Let’s lower the tone just a little here and talk about Russell Brand and Katy Perry. Ever since Brand (British, controversial, comedian, actor, author, presenter) hooked up with Perry (American, singer-songwriter), we’ve been following their liaison at close quarters. Theirs was a whirlwind courtship, kick-started at the MTV Video Music Awards in September and shifted into gear in January when they announced their engagement from India. The reason we all know so much about the Brand/Perry pairing is because they’re not shy about putting their relationship out there: if they’re not together, they’re tweeting to and about each other.
But T-M-I tweeting and shows of saccharine inseparableness aside, what of the erstwhile differences that surely divide a self-proclaimed sex addict and sometime drug addict (him) and progeny of preachers (her)? Well, it seems Rusty and Katy have been doing what lots of other loved-up, dating, relating, newly-engaging couples do, which is to create an air of superficial congruence in image.

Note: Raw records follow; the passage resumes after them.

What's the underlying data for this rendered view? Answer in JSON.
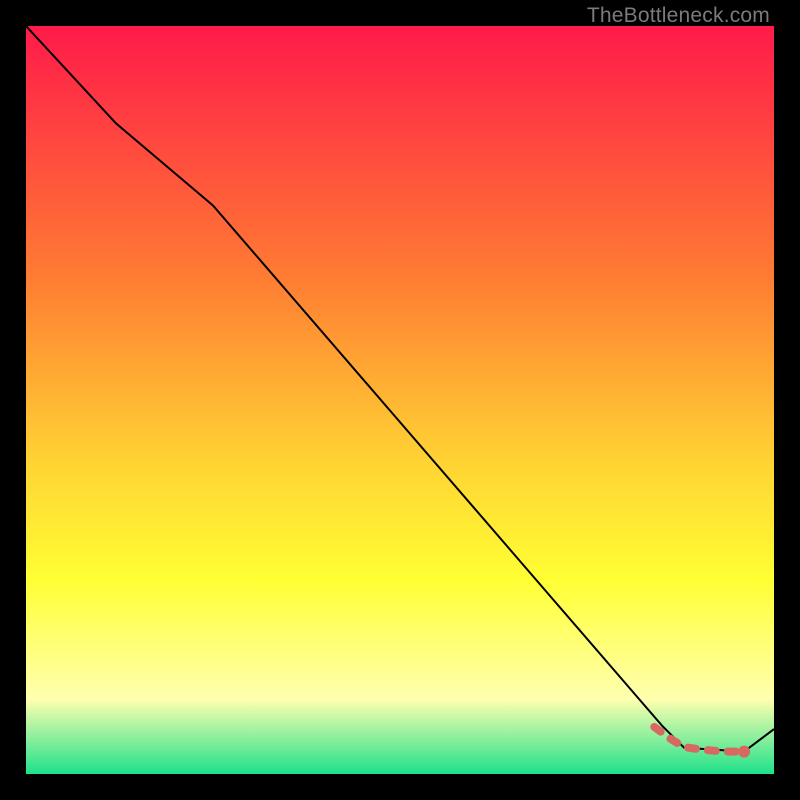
{
  "watermark": "TheBottleneck.com",
  "colors": {
    "top": "#ff1a4a",
    "mid1": "#ff7a33",
    "mid2": "#ffd233",
    "mid3": "#ffff33",
    "low": "#ffffb0",
    "bottom": "#1fe08a",
    "line": "#000000",
    "dash": "#d66a63",
    "marker": "#d66a63"
  },
  "chart_data": {
    "type": "line",
    "title": "",
    "xlabel": "",
    "ylabel": "",
    "xlim": [
      0,
      100
    ],
    "ylim": [
      0,
      100
    ],
    "series": [
      {
        "name": "main-curve",
        "x": [
          0,
          12,
          25,
          85,
          88,
          96,
          100
        ],
        "y": [
          100,
          87,
          76,
          6.5,
          3.5,
          3,
          6
        ]
      },
      {
        "name": "optimum-band",
        "style": "dashed-with-marker",
        "x": [
          84,
          86,
          88,
          90,
          92,
          94,
          96
        ],
        "y": [
          6.3,
          4.8,
          3.6,
          3.3,
          3.1,
          3.0,
          3.0
        ]
      }
    ],
    "annotations": []
  }
}
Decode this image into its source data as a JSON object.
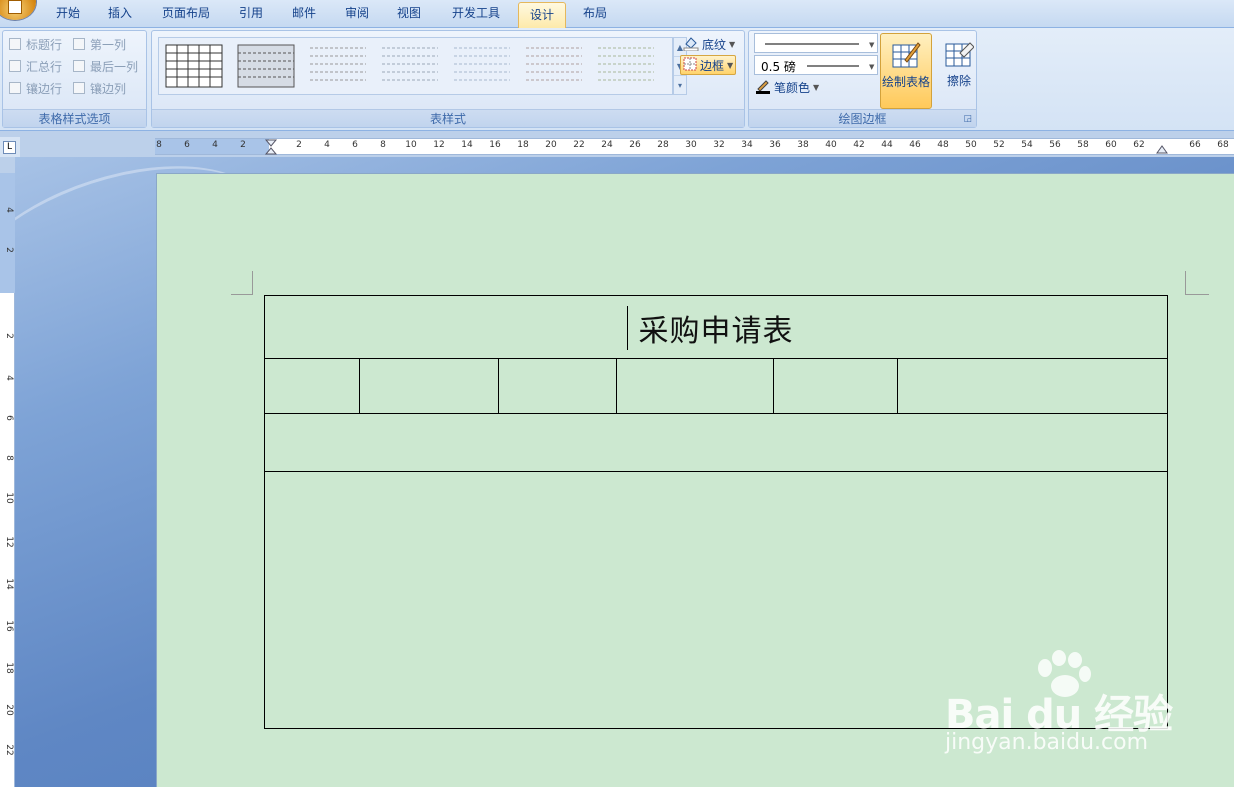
{
  "tabs": [
    {
      "label": "开始",
      "active": false
    },
    {
      "label": "插入",
      "active": false
    },
    {
      "label": "页面布局",
      "active": false
    },
    {
      "label": "引用",
      "active": false
    },
    {
      "label": "邮件",
      "active": false
    },
    {
      "label": "审阅",
      "active": false
    },
    {
      "label": "视图",
      "active": false
    },
    {
      "label": "开发工具",
      "active": false
    },
    {
      "label": "设计",
      "active": true
    },
    {
      "label": "布局",
      "active": false
    }
  ],
  "table_style_options": {
    "label": "表格样式选项",
    "options": [
      {
        "label": "标题行",
        "checked": false
      },
      {
        "label": "第一列",
        "checked": false
      },
      {
        "label": "汇总行",
        "checked": false
      },
      {
        "label": "最后一列",
        "checked": false
      },
      {
        "label": "镶边行",
        "checked": false
      },
      {
        "label": "镶边列",
        "checked": false
      }
    ]
  },
  "table_styles": {
    "label": "表样式",
    "shading_label": "底纹",
    "borders_label": "边框"
  },
  "draw_borders": {
    "label": "绘图边框",
    "line_weight": "0.5 磅",
    "pen_color_label": "笔颜色",
    "draw_table_label": "绘制表格",
    "eraser_label": "擦除"
  },
  "ruler": {
    "horizontal_ticks": [
      "8",
      "6",
      "4",
      "2",
      "2",
      "4",
      "6",
      "8",
      "10",
      "12",
      "14",
      "16",
      "18",
      "20",
      "22",
      "24",
      "26",
      "28",
      "30",
      "32",
      "34",
      "36",
      "38",
      "40",
      "42",
      "44",
      "46",
      "48",
      "50",
      "52",
      "54",
      "56",
      "58",
      "60",
      "62",
      "66",
      "68"
    ],
    "vertical_ticks": [
      "4",
      "2",
      "2",
      "4",
      "6",
      "8",
      "10",
      "12",
      "14",
      "16",
      "18",
      "20",
      "22"
    ]
  },
  "document": {
    "table_title": "采购申请表"
  },
  "watermark": {
    "brand": "Bai du 经验",
    "url": "jingyan.baidu.com"
  },
  "colors": {
    "page_background": "#cce8d0",
    "ribbon_background": "#dbe8f8",
    "selected_button": "#ffd36b"
  }
}
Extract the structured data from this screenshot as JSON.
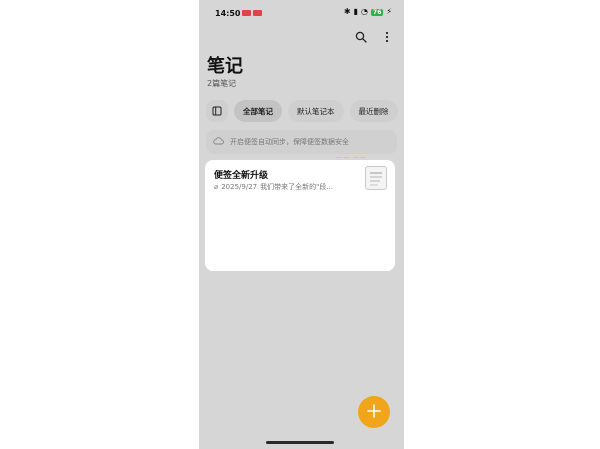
{
  "status_bar": {
    "time": "14:50",
    "battery": "76",
    "badge_color": "#e0424a",
    "battery_color": "#2fb14a"
  },
  "header": {
    "title": "笔记",
    "subtitle": "2篇笔记",
    "search_icon": "search-icon",
    "more_icon": "more-vertical-icon"
  },
  "tabs": {
    "sidebar_toggle_icon": "sidebar-toggle-icon",
    "items": [
      {
        "label": "全部笔记",
        "active": true
      },
      {
        "label": "默认笔记本",
        "active": false
      },
      {
        "label": "最近删除",
        "active": false
      }
    ]
  },
  "sync_banner": {
    "icon": "cloud-icon",
    "text": "开启便签自动同步，保障便签数据安全"
  },
  "notes": [
    {
      "title": "便签全新升级",
      "meta_icon": "attachment-icon",
      "date": "2025/9/27",
      "preview": "我们带来了全新的\"段..."
    }
  ],
  "fab": {
    "icon": "plus-icon",
    "color": "#f0a51a"
  }
}
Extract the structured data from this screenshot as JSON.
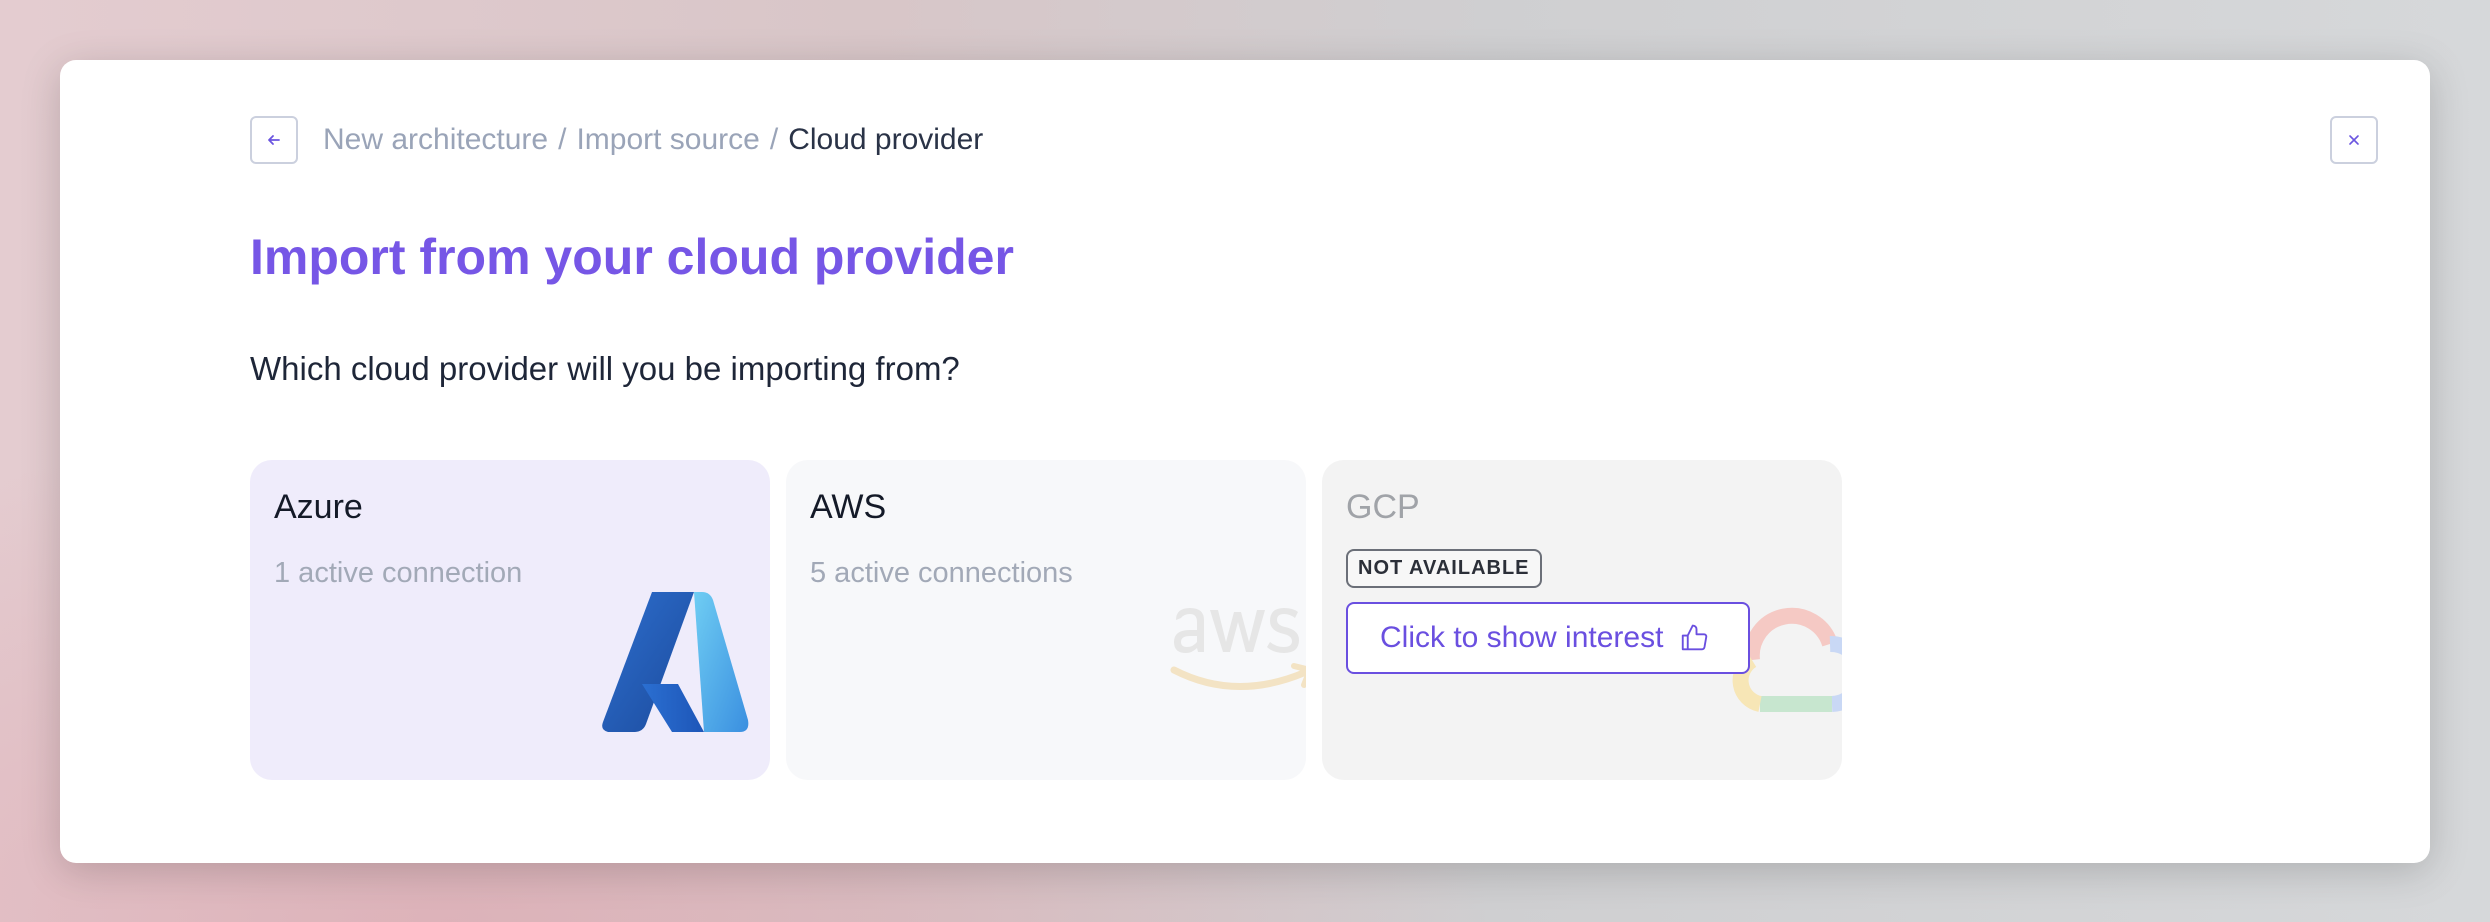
{
  "header": {
    "back_icon": "arrow-left-icon",
    "close_icon": "close-icon",
    "breadcrumb": [
      "New architecture",
      "Import source",
      "Cloud provider"
    ],
    "separator": "/"
  },
  "title": "Import from your cloud provider",
  "subtitle": "Which cloud provider will you be importing from?",
  "providers": [
    {
      "name": "Azure",
      "status": "1 active connection",
      "logo": "azure-logo"
    },
    {
      "name": "AWS",
      "status": "5 active connections",
      "logo": "aws-logo"
    },
    {
      "name": "GCP",
      "badge": "NOT AVAILABLE",
      "button_label": "Click to show interest",
      "button_icon": "thumbs-up-icon",
      "logo": "gcp-logo"
    }
  ],
  "colors": {
    "accent": "#7656e6",
    "azure_card_bg": "#efecfb"
  }
}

Put plainly, this means dressing the same and reflecting each other’s wardrobes. From their identikit dark-dyed and distressed hairdos to their bigger-than-your-head shades, Brand and Perry have started to look eerily like one another. Seriously, stick a beard on Katy and you’ve got yourself a mini-Brand. Their togs too have undergone a twinning ceremony: often they’re seen sporting similar bashed-up boots or bobble hats, or doing the color-coordination thing.
His and hers dressing is a social signal that a pair of people want to be seen as two peas in a pod. It was this that I thought of (using lashings of creative license for the comparison) when I first saw this Portrait of the Artist’s Parents, Salomon de Bray and Anna Westerbaen (1664) by the Dutch painter Jan de Bray (c. 1627 – 1688). Jan was born into a creative, cultured family in Haarlem: his father was a painter and architect who helped establish the painter’s guild in Haarlem in the 1630s. Salomon was also a poet and a member of the city’s rhetorical society. Jan’s mother Anna came from an artistic family in The Hague.
This picture is a posthumous portrait, which de Bray painted shortly after his parents died from a plague that also claimed four of his siblings. The image has Salomon with his left hand outstretched in a rhetorical pose, as though he were about to speak. Profile portraits were a common format on Roman coins and celebratory medals, depicting individuals of high birth and rank. The tradition was revived during the Renaissance but is only occasionally found in 17th-century Dutch and Flemish painting. Peter Paul Rubens (1577 – 1640) may have provided the precedent here, with his Agrippina and Germanicus (c. 1614).
In any case, this picture with its unusual overlapping profiles is rich with ancient ideals of dignity and permanence and reveals de Bray’s devotion in memorializing his family with his work. He even stipulated that the picture should be given to Haarlem, to ensure his parents wouldn’t be forgotten. For me one of the most striking aspects of the picture is the parity of pose and appearance: see how this couple correlate in their stark, dark dress. Despite some embellishments on his attire to denote scholarly leanings (a skullcap and a white collar), the overriding impression is one of symbiosis and sartorial similarity. In the case of these two, their clothing congruence comes to stand for a long and loving life together. Neither forced nor contrived, they’ve become like proper peas in a pod. Now only time will tell if we’ll ever be saying the same for Russell and Katy.